Penny's writing transports us to the village of Three Pines just south of Montreal and to the wonderful, kooky, flawed, generous characters who live there. I feel like I could almost dissolve into the book and be there myself, surrounded by good friends. Of course, I'd be hoping for a murder so Inspector Gamache would have to join the group.
"He smiled and not for the first time she thought the rarest thing she'd ever found was Chief Inspector Gamache."
The Brutal Telling is the 5th in the Chief Inspector Armand Gamache series. It's a series that starts out strong and just gets better with each book. In this one a murdered body is found in Olivier's bistro - a body that no one in the village can identify! Gamache and his team are called to to strip back layers of lies and catch an unlikely killer.
There are many facets of meaning to every one of Penny's books. The plot itself is immensely spellbinding as is Penny's ability to grasp the intricacies of human nature. I love the way she will use a motif several times throughout her books and apply it to different circumstances or turn it in a new light to add greater meaning and depth. I've often thought that if these books were not mysteries she would have a greater audience and be among the best selling fiction authors. Many who shrug off mysteries as unfit literary fare would be surprised and pleased with the graceful, eloquent writing.
I'm anxiously looking forward to the next in the series which will be out the end of Sep. I may have to fight my husband for it because he loves the books as much as I do. And then there's my mother - but I think we can grab and run with it faster than she can!
A few of my favorite passages. I like to reread the passages I've book darted and when I do the story comes back to life for me. I'm only going to add two of the many that I marked. You are welcome to read these, if you'd like, but I include them mostly for my benefit.
What a tale those eyes told Gamache. In them he saw the infant, the boy, the young man, afraid. Never certain what he would find in his father. Would he be loving and kind and warm today? Or would he sizzle the skin off his son? With a look, a word. Leaving the boy naked and ashamed. Knowing himself to be weak and needy, stupid and selfish. So that the boy grew an outer hull to withstand the assault. But while those skins saved tender young souls, Gamache knew, they soon stopped protecting and became the problem. Because while the hard outer shell kept the hurt at bay, it also kept out the light. And inside the frightened little soul became something else entirely, nurtured only in darkness.

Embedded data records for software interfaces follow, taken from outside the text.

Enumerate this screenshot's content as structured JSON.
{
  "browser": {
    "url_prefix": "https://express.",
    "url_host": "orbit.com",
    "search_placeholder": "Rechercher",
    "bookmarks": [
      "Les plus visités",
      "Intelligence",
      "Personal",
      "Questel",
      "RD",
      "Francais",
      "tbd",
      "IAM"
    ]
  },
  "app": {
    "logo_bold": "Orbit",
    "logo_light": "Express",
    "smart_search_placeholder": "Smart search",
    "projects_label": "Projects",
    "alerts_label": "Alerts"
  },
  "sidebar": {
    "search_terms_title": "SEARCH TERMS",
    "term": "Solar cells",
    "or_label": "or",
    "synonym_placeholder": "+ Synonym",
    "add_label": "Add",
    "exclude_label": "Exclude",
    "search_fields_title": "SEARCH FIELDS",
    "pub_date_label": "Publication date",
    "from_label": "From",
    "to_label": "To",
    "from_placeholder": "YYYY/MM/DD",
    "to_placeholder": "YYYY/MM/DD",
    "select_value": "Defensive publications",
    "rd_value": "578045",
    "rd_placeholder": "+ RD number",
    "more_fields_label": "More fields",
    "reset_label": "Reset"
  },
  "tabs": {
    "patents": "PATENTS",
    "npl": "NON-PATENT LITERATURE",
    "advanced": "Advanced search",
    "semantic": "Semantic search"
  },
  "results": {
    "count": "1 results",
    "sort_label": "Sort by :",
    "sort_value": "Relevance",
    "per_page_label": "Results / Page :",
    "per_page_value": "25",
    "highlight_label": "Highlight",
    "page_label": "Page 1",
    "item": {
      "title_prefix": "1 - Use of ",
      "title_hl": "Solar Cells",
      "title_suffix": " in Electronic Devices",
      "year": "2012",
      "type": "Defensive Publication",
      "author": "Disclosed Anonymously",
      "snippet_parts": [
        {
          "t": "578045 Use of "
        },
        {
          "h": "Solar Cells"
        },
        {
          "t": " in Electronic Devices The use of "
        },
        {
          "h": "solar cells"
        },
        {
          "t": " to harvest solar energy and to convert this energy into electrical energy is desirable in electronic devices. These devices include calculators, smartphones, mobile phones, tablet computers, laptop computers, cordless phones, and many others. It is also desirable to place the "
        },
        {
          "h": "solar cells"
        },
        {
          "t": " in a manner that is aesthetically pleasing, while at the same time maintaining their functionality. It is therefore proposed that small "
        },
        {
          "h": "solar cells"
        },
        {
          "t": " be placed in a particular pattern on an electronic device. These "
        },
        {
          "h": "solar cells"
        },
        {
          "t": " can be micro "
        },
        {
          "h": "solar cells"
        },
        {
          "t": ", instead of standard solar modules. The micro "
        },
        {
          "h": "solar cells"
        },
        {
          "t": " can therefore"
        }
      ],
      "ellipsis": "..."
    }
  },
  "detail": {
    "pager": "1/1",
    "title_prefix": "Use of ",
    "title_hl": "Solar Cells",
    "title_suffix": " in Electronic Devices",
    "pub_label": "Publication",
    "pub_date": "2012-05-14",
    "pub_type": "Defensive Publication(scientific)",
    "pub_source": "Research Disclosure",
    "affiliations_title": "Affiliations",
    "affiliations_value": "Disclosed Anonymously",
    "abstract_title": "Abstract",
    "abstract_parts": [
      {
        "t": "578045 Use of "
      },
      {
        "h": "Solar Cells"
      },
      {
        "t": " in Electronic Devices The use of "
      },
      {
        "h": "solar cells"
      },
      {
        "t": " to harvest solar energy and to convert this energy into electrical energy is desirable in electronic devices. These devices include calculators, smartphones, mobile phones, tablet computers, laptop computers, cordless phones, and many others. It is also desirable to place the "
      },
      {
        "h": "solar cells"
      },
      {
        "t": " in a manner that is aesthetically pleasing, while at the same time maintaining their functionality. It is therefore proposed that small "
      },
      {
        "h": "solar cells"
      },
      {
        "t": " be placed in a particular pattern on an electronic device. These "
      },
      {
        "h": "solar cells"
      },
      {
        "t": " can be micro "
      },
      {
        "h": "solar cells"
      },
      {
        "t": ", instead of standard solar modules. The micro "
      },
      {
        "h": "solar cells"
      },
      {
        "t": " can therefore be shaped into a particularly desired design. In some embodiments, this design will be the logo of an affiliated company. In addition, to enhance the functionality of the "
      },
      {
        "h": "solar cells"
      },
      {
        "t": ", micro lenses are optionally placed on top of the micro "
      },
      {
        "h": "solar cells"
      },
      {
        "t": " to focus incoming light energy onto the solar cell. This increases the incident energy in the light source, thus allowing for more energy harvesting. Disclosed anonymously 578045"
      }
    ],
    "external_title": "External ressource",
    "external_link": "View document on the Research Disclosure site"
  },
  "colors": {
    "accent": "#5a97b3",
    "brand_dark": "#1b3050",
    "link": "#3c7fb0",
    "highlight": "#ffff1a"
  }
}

He was like Pinocchio. A man made of wood, mimicking humanity. Shiny and smiling and fake. And if you cut into him you'd see rings. Circles of deceit and scheming and justification.